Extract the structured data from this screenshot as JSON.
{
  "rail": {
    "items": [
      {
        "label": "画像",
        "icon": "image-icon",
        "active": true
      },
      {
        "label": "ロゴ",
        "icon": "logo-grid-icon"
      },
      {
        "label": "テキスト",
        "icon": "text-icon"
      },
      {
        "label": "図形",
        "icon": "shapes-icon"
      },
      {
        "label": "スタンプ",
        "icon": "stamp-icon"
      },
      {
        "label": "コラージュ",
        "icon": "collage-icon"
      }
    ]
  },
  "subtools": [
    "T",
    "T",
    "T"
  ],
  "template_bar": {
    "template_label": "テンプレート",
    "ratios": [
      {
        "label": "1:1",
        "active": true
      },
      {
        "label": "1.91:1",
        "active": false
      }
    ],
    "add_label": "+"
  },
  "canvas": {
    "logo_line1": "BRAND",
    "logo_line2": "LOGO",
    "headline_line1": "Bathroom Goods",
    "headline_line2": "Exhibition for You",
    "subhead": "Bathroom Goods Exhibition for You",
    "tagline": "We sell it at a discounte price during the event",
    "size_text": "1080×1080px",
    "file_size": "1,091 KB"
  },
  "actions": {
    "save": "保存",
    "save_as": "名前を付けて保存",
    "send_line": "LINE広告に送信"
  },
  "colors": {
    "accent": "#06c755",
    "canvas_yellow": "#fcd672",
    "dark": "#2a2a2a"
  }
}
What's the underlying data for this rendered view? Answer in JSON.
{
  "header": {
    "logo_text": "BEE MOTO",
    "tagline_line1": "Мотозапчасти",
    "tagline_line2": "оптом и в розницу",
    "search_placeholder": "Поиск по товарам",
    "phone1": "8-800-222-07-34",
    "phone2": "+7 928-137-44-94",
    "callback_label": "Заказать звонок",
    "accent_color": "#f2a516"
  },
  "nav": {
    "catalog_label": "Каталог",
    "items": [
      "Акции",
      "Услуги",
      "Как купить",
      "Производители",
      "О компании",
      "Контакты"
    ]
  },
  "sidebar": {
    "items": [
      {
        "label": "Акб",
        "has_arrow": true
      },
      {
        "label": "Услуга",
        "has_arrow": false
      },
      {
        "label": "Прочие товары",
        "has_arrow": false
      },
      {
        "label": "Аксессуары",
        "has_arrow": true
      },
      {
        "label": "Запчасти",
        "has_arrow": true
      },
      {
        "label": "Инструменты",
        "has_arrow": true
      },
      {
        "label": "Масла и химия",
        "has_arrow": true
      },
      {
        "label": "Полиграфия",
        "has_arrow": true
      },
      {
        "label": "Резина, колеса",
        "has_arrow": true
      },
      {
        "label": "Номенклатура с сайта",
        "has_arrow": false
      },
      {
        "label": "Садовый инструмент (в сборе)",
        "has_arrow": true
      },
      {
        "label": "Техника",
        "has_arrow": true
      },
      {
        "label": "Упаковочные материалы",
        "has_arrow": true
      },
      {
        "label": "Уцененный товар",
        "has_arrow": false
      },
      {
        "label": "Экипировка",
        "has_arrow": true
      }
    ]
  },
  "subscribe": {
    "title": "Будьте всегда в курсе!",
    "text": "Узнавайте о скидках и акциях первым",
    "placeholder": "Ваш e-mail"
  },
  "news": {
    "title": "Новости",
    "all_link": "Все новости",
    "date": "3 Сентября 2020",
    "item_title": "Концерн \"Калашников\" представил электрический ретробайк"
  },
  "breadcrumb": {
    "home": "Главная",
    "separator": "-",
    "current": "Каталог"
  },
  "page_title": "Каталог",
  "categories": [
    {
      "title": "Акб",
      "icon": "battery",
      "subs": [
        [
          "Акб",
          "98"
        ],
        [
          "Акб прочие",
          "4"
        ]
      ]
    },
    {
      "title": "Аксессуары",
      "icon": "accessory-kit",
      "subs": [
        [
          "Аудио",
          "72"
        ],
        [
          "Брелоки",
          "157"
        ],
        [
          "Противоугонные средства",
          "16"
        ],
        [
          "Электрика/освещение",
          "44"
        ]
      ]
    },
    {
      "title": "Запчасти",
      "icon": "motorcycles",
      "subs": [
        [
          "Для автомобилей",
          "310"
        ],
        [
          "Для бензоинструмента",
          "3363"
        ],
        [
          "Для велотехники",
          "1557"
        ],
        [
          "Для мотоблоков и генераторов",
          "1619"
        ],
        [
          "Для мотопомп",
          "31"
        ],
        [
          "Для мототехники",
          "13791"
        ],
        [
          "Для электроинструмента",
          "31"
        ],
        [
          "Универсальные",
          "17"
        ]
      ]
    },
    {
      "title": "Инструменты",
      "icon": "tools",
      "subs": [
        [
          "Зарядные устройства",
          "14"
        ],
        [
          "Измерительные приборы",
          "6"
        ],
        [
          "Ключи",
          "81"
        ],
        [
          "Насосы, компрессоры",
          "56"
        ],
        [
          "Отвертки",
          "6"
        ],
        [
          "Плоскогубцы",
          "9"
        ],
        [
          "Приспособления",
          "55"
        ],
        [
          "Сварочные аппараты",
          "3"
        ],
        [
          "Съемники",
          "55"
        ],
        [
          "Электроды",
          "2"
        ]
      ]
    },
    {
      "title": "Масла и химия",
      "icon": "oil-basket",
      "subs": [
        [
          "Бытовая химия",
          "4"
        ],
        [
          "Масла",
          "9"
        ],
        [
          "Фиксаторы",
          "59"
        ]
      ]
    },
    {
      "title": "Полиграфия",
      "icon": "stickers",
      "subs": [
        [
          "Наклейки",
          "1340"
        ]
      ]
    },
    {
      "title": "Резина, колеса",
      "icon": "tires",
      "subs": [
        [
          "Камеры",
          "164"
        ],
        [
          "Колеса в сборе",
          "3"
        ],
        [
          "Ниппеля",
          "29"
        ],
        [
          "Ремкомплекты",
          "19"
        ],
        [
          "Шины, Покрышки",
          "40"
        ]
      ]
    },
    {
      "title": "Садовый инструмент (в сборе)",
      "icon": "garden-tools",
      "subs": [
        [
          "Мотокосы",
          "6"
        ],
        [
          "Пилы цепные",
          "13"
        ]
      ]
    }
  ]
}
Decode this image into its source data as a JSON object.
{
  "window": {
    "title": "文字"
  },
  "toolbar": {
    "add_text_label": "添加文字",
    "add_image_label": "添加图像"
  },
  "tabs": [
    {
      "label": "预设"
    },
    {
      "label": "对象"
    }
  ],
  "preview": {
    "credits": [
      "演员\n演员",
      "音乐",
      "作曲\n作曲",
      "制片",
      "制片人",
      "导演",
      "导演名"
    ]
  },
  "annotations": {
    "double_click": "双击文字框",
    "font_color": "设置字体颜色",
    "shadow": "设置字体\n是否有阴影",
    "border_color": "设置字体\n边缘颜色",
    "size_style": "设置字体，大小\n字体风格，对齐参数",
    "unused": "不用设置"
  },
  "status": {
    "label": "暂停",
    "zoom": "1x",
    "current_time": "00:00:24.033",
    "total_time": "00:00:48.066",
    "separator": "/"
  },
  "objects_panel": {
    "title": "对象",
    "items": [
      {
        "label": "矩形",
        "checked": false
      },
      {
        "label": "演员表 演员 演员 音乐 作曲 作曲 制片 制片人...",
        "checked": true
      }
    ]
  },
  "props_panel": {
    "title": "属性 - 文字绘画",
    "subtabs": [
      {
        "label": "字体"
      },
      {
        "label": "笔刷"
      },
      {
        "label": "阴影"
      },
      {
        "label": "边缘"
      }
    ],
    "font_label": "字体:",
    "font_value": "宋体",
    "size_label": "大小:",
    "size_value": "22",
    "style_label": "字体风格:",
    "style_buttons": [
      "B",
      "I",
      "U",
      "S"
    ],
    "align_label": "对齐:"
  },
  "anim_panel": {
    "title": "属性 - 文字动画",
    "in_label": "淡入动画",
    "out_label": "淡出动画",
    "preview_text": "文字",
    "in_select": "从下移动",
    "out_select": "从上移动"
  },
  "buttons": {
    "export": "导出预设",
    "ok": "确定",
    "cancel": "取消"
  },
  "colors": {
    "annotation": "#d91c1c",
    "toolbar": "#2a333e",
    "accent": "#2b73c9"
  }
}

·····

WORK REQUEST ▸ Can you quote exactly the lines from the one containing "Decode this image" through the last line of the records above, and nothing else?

WRITTEN RESPONSE ▸
Decode this image into its source data as a JSON object.
{
  "window": {
    "title": "文字"
  },
  "toolbar": {
    "add_text_label": "添加文字",
    "add_image_label": "添加图像"
  },
  "tabs": [
    {
      "label": "预设"
    },
    {
      "label": "对象"
    }
  ],
  "preview": {
    "credits": [
      "演员\n演员",
      "音乐",
      "作曲\n作曲",
      "制片",
      "制片人",
      "导演",
      "导演名"
    ]
  },
  "annotations": {
    "double_click": "双击文字框",
    "font_color": "设置字体颜色",
    "shadow": "设置字体\n是否有阴影",
    "border_color": "设置字体\n边缘颜色",
    "size_style": "设置字体，大小\n字体风格，对齐参数",
    "unused": "不用设置"
  },
  "status": {
    "label": "暂停",
    "zoom": "1x",
    "current_time": "00:00:24.033",
    "total_time": "00:00:48.066",
    "separator": "/"
  },
  "objects_panel": {
    "title": "对象",
    "items": [
      {
        "label": "矩形",
        "checked": false
      },
      {
        "label": "演员表 演员 演员 音乐 作曲 作曲 制片 制片人...",
        "checked": true
      }
    ]
  },
  "props_panel": {
    "title": "属性 - 文字绘画",
    "subtabs": [
      {
        "label": "字体"
      },
      {
        "label": "笔刷"
      },
      {
        "label": "阴影"
      },
      {
        "label": "边缘"
      }
    ],
    "font_label": "字体:",
    "font_value": "宋体",
    "size_label": "大小:",
    "size_value": "22",
    "style_label": "字体风格:",
    "style_buttons": [
      "B",
      "I",
      "U",
      "S"
    ],
    "align_label": "对齐:"
  },
  "anim_panel": {
    "title": "属性 - 文字动画",
    "in_label": "淡入动画",
    "out_label": "淡出动画",
    "preview_text": "文字",
    "in_select": "从下移动",
    "out_select": "从上移动"
  },
  "buttons": {
    "export": "导出预设",
    "ok": "确定",
    "cancel": "取消"
  },
  "colors": {
    "annotation": "#d91c1c",
    "toolbar": "#2a333e",
    "accent": "#2b73c9"
  }
}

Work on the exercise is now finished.